Hunt (1991) has organized the knowledge of leadership into six ontological/epistemological stances, in a continuum that range from more objective approaches to more subjectivist approaches (see Table 3 below). This continuum moves from a very static view of leadership, in which the relationship between the leader and follower is predetermined by particular patterns and principles that can be generalized and calculated, to more fluid understandings of the role of the leader, the follower and the environment in constructing and enacting this relationship.
Interestingly, there is not a fair distribution of leadership theories within this continuum. The majority of leadership theories could be classified as pertaining to the machine and/or organism categories. When Hunt (1991) published his book, all of the major leadership theories he analyzed fitted in these groups, and he stated that “the subjectivist leadership perspective largely have been neglected” (p. 51); this reality has not been drastically changed, although more subjective theoretical and empirical inquiries are becoming less uncommon (e.g. Barge, Fairhurst, 2008; Shamir, Dayan-Horesh & Adler, 2005).
More importantly, even Hunt’s (1991) ontological and epistemological portrayal of leadership knowledge contains an implicit ontology that he might not have realized at the time. Drath and colleagues (2008) have argued recently that there is an underlying ontological commitment beneath the majority of leadership theories and models that in fact brings together the seemingly vast and fragmented leadership literature. This essential assumption indicates that leadership is composed by a tripod between three entities: leader (or leaders), followers, and a common objective shared by them. This ontology, which was named the tripod ontology, constitutes the basis of the majority of leadership theories (see Figure 4A). Different theories and definitions, which seem to focus on distinctive aspects of leadership, in fact, “arrange and rearrange the entities of the tripod in various ways” (Drath et al, 2008: 637).
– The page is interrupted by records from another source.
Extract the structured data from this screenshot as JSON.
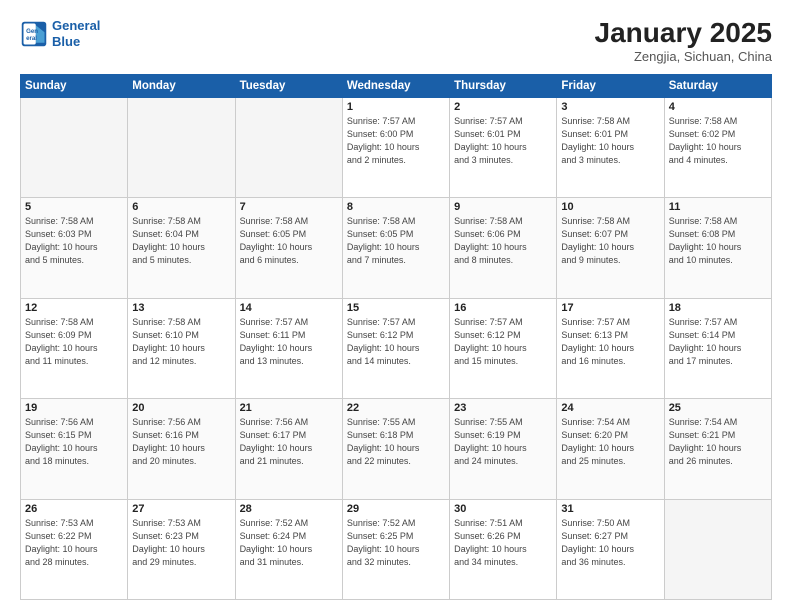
{
  "header": {
    "logo_line1": "General",
    "logo_line2": "Blue",
    "title": "January 2025",
    "subtitle": "Zengjia, Sichuan, China"
  },
  "weekdays": [
    "Sunday",
    "Monday",
    "Tuesday",
    "Wednesday",
    "Thursday",
    "Friday",
    "Saturday"
  ],
  "weeks": [
    [
      {
        "day": "",
        "info": ""
      },
      {
        "day": "",
        "info": ""
      },
      {
        "day": "",
        "info": ""
      },
      {
        "day": "1",
        "info": "Sunrise: 7:57 AM\nSunset: 6:00 PM\nDaylight: 10 hours\nand 2 minutes."
      },
      {
        "day": "2",
        "info": "Sunrise: 7:57 AM\nSunset: 6:01 PM\nDaylight: 10 hours\nand 3 minutes."
      },
      {
        "day": "3",
        "info": "Sunrise: 7:58 AM\nSunset: 6:01 PM\nDaylight: 10 hours\nand 3 minutes."
      },
      {
        "day": "4",
        "info": "Sunrise: 7:58 AM\nSunset: 6:02 PM\nDaylight: 10 hours\nand 4 minutes."
      }
    ],
    [
      {
        "day": "5",
        "info": "Sunrise: 7:58 AM\nSunset: 6:03 PM\nDaylight: 10 hours\nand 5 minutes."
      },
      {
        "day": "6",
        "info": "Sunrise: 7:58 AM\nSunset: 6:04 PM\nDaylight: 10 hours\nand 5 minutes."
      },
      {
        "day": "7",
        "info": "Sunrise: 7:58 AM\nSunset: 6:05 PM\nDaylight: 10 hours\nand 6 minutes."
      },
      {
        "day": "8",
        "info": "Sunrise: 7:58 AM\nSunset: 6:05 PM\nDaylight: 10 hours\nand 7 minutes."
      },
      {
        "day": "9",
        "info": "Sunrise: 7:58 AM\nSunset: 6:06 PM\nDaylight: 10 hours\nand 8 minutes."
      },
      {
        "day": "10",
        "info": "Sunrise: 7:58 AM\nSunset: 6:07 PM\nDaylight: 10 hours\nand 9 minutes."
      },
      {
        "day": "11",
        "info": "Sunrise: 7:58 AM\nSunset: 6:08 PM\nDaylight: 10 hours\nand 10 minutes."
      }
    ],
    [
      {
        "day": "12",
        "info": "Sunrise: 7:58 AM\nSunset: 6:09 PM\nDaylight: 10 hours\nand 11 minutes."
      },
      {
        "day": "13",
        "info": "Sunrise: 7:58 AM\nSunset: 6:10 PM\nDaylight: 10 hours\nand 12 minutes."
      },
      {
        "day": "14",
        "info": "Sunrise: 7:57 AM\nSunset: 6:11 PM\nDaylight: 10 hours\nand 13 minutes."
      },
      {
        "day": "15",
        "info": "Sunrise: 7:57 AM\nSunset: 6:12 PM\nDaylight: 10 hours\nand 14 minutes."
      },
      {
        "day": "16",
        "info": "Sunrise: 7:57 AM\nSunset: 6:12 PM\nDaylight: 10 hours\nand 15 minutes."
      },
      {
        "day": "17",
        "info": "Sunrise: 7:57 AM\nSunset: 6:13 PM\nDaylight: 10 hours\nand 16 minutes."
      },
      {
        "day": "18",
        "info": "Sunrise: 7:57 AM\nSunset: 6:14 PM\nDaylight: 10 hours\nand 17 minutes."
      }
    ],
    [
      {
        "day": "19",
        "info": "Sunrise: 7:56 AM\nSunset: 6:15 PM\nDaylight: 10 hours\nand 18 minutes."
      },
      {
        "day": "20",
        "info": "Sunrise: 7:56 AM\nSunset: 6:16 PM\nDaylight: 10 hours\nand 20 minutes."
      },
      {
        "day": "21",
        "info": "Sunrise: 7:56 AM\nSunset: 6:17 PM\nDaylight: 10 hours\nand 21 minutes."
      },
      {
        "day": "22",
        "info": "Sunrise: 7:55 AM\nSunset: 6:18 PM\nDaylight: 10 hours\nand 22 minutes."
      },
      {
        "day": "23",
        "info": "Sunrise: 7:55 AM\nSunset: 6:19 PM\nDaylight: 10 hours\nand 24 minutes."
      },
      {
        "day": "24",
        "info": "Sunrise: 7:54 AM\nSunset: 6:20 PM\nDaylight: 10 hours\nand 25 minutes."
      },
      {
        "day": "25",
        "info": "Sunrise: 7:54 AM\nSunset: 6:21 PM\nDaylight: 10 hours\nand 26 minutes."
      }
    ],
    [
      {
        "day": "26",
        "info": "Sunrise: 7:53 AM\nSunset: 6:22 PM\nDaylight: 10 hours\nand 28 minutes."
      },
      {
        "day": "27",
        "info": "Sunrise: 7:53 AM\nSunset: 6:23 PM\nDaylight: 10 hours\nand 29 minutes."
      },
      {
        "day": "28",
        "info": "Sunrise: 7:52 AM\nSunset: 6:24 PM\nDaylight: 10 hours\nand 31 minutes."
      },
      {
        "day": "29",
        "info": "Sunrise: 7:52 AM\nSunset: 6:25 PM\nDaylight: 10 hours\nand 32 minutes."
      },
      {
        "day": "30",
        "info": "Sunrise: 7:51 AM\nSunset: 6:26 PM\nDaylight: 10 hours\nand 34 minutes."
      },
      {
        "day": "31",
        "info": "Sunrise: 7:50 AM\nSunset: 6:27 PM\nDaylight: 10 hours\nand 36 minutes."
      },
      {
        "day": "",
        "info": ""
      }
    ]
  ]
}
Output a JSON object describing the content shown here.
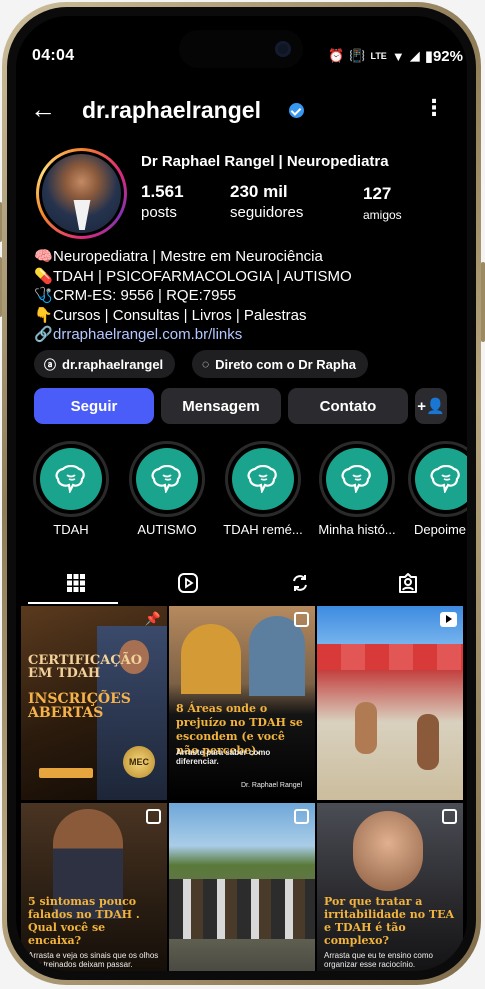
{
  "status_bar": {
    "time": "04:04",
    "battery": "92%"
  },
  "header": {
    "username": "dr.raphaelrangel"
  },
  "profile": {
    "display_name": "Dr Raphael Rangel | Neuropediatra",
    "stats": [
      {
        "value": "1.561",
        "label": "posts"
      },
      {
        "value": "230 mil",
        "label": "seguidores"
      },
      {
        "value": "127",
        "label": "amigos"
      }
    ],
    "bio": [
      {
        "icon": "brain-emoji",
        "glyph": "🧠",
        "text": "Neuropediatra | Mestre em Neurociência"
      },
      {
        "icon": "pill-emoji",
        "glyph": "💊",
        "text": "TDAH | PSICOFARMACOLOGIA | AUTISMO"
      },
      {
        "icon": "stethoscope-emoji",
        "glyph": "🩺",
        "text": "CRM-ES: 9556 | RQE:7955"
      },
      {
        "icon": "pointing-hand-emoji",
        "glyph": "👇",
        "text": "Cursos | Consultas | Livros | Palestras"
      }
    ],
    "link": "drraphaelrangel.com.br/links",
    "chips": [
      {
        "icon": "threads-icon",
        "label": "dr.raphaelrangel"
      },
      {
        "icon": "message-icon",
        "label": "Direto com o Dr Rapha"
      }
    ]
  },
  "actions": {
    "follow": "Seguir",
    "message": "Mensagem",
    "contact": "Contato"
  },
  "highlights": [
    {
      "label": "TDAH"
    },
    {
      "label": "AUTISMO"
    },
    {
      "label": "TDAH remé..."
    },
    {
      "label": "Minha histó..."
    },
    {
      "label": "Depoime"
    }
  ],
  "colors": {
    "accent": "#4a5df9",
    "highlight": "#1aa38d",
    "verified": "#3897f0"
  },
  "posts": [
    {
      "title": "CERTIFICAÇÃO EM TDAH",
      "subtitle": "INSCRIÇÕES ABERTAS",
      "badge": "MEC"
    },
    {
      "title": "8 Áreas onde o prejuízo no TDAH se escondem (e você não percebe).",
      "subtitle": "Arraste para saber como diferenciar.",
      "footer": "Dr. Raphael Rangel"
    },
    {
      "title": "",
      "subtitle": ""
    },
    {
      "title": "5 sintomas pouco falados no TDAH . Qual você se encaixa?",
      "subtitle": "Arrasta e veja os sinais que os olhos não treinados deixam passar."
    },
    {
      "title": "",
      "subtitle": ""
    },
    {
      "title": "Por que tratar a irritabilidade no TEA e TDAH é tão complexo?",
      "subtitle": "Arrasta que eu te ensino como organizar esse raciocínio."
    }
  ]
}
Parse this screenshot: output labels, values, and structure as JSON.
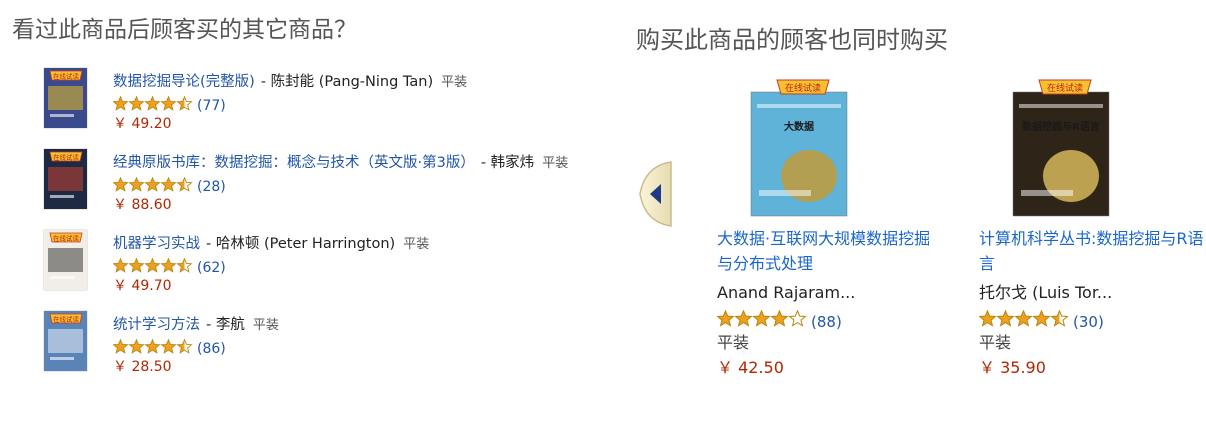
{
  "left": {
    "heading": "看过此商品后顾客买的其它商品？",
    "items": [
      {
        "title": "数据挖掘导论(完整版)",
        "author": "- 陈封能 (Pang-Ning Tan)",
        "binding": "平装",
        "rating": 4.5,
        "reviews": "(77)",
        "price": "￥ 49.20",
        "cover_color": "#3a4a8c",
        "cover_accent": "#e8c020"
      },
      {
        "title": "经典原版书库：数据挖掘：概念与技术（英文版·第3版）",
        "author": "- 韩家炜",
        "binding": "平装",
        "rating": 4.5,
        "reviews": "(28)",
        "price": "￥ 88.60",
        "cover_color": "#1e2a44",
        "cover_accent": "#c84030"
      },
      {
        "title": "机器学习实战",
        "author": "- 哈林顿 (Peter Harrington)",
        "binding": "平装",
        "rating": 4.5,
        "reviews": "(62)",
        "price": "￥ 49.70",
        "cover_color": "#f2ede6",
        "cover_accent": "#3a3a3a"
      },
      {
        "title": "统计学习方法",
        "author": "- 李航",
        "binding": "平装",
        "rating": 4.5,
        "reviews": "(86)",
        "price": "￥ 28.50",
        "cover_color": "#5a84b8",
        "cover_accent": "#eaf0f8"
      }
    ]
  },
  "right": {
    "heading": "购买此商品的顾客也同时购买",
    "items": [
      {
        "title": "大数据·互联网大规模数据挖掘与分布式处理",
        "author": "Anand Rajaram...",
        "binding": "平装",
        "rating": 4.0,
        "reviews": "(88)",
        "price": "￥ 42.50",
        "cover_color": "#5fb2d8",
        "cover_accent": "#c89a30",
        "cover_text": "大数据"
      },
      {
        "title": "计算机科学丛书:数据挖掘与R语言",
        "author": "托尔戈 (Luis Tor...",
        "binding": "平装",
        "rating": 4.5,
        "reviews": "(30)",
        "price": "￥ 35.90",
        "cover_color": "#2e2418",
        "cover_accent": "#e0c060",
        "cover_text": "数据挖掘与R语言"
      }
    ]
  },
  "badge_text": "在线试读",
  "star_color": "#f0a020"
}
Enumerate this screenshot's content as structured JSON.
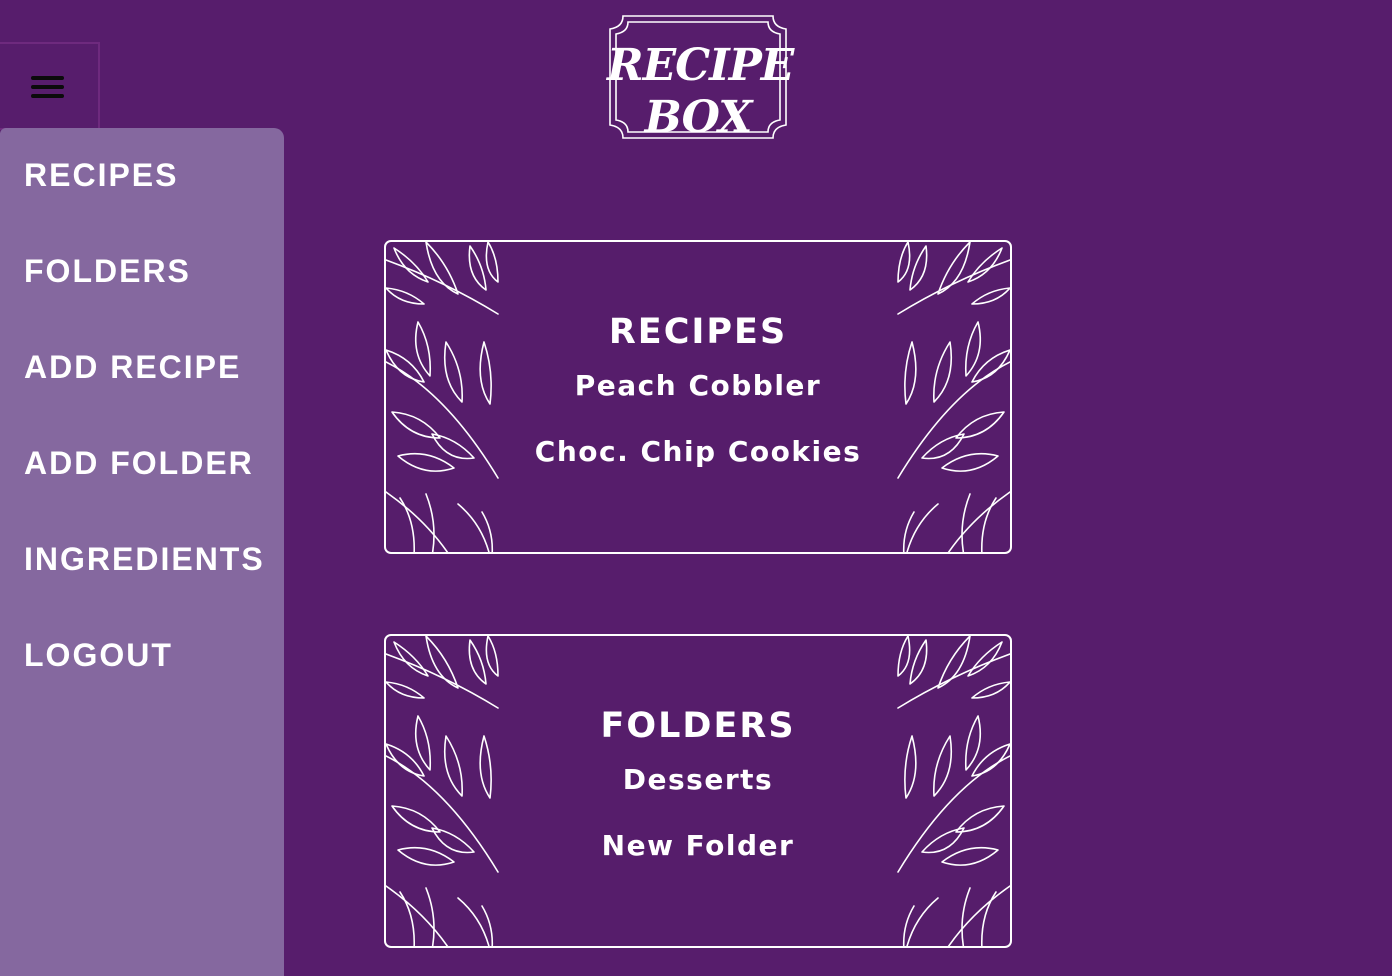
{
  "logo": {
    "line1": "RECIPE",
    "line2": "BOX"
  },
  "menu_toggle": {
    "icon": "hamburger-icon"
  },
  "sidebar": {
    "items": [
      {
        "label": "RECIPES"
      },
      {
        "label": "FOLDERS"
      },
      {
        "label": "ADD RECIPE"
      },
      {
        "label": "ADD FOLDER"
      },
      {
        "label": "INGREDIENTS"
      },
      {
        "label": "LOGOUT"
      }
    ]
  },
  "cards": {
    "recipes": {
      "title": "RECIPES",
      "items": [
        "Peach Cobbler",
        "Choc. Chip Cookies"
      ]
    },
    "folders": {
      "title": "FOLDERS",
      "items": [
        "Desserts",
        "New Folder"
      ]
    }
  },
  "colors": {
    "background": "#571d6c",
    "sidebar": "#85689f",
    "text": "#ffffff",
    "card_border": "#ffffff"
  }
}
This is not, however, the only way in which leadership can be conceptualized. Drath and colleagues (2008) suggest a new ontological assumption that they believe can assimilate recent theories of leadership (such as shared leadership, relational leadership and complexity leadership) that do not utilize the tripod ontology and can also promote novel insights about the phenomenon. This new ontology, which was named DAC ontology, is composed of three elements: direction, alignment and commitment (see Figure 4B). According to these authors, the DAC ontology has the capability of promoting more integration not only among leadership theories but also between theory and practice due to its focus on the long term outcomes produced by the collective attainment of direction, alignment and commitment, as outcomes are not restricted to a level of analysis and are more connected to the language and interests of practitioners.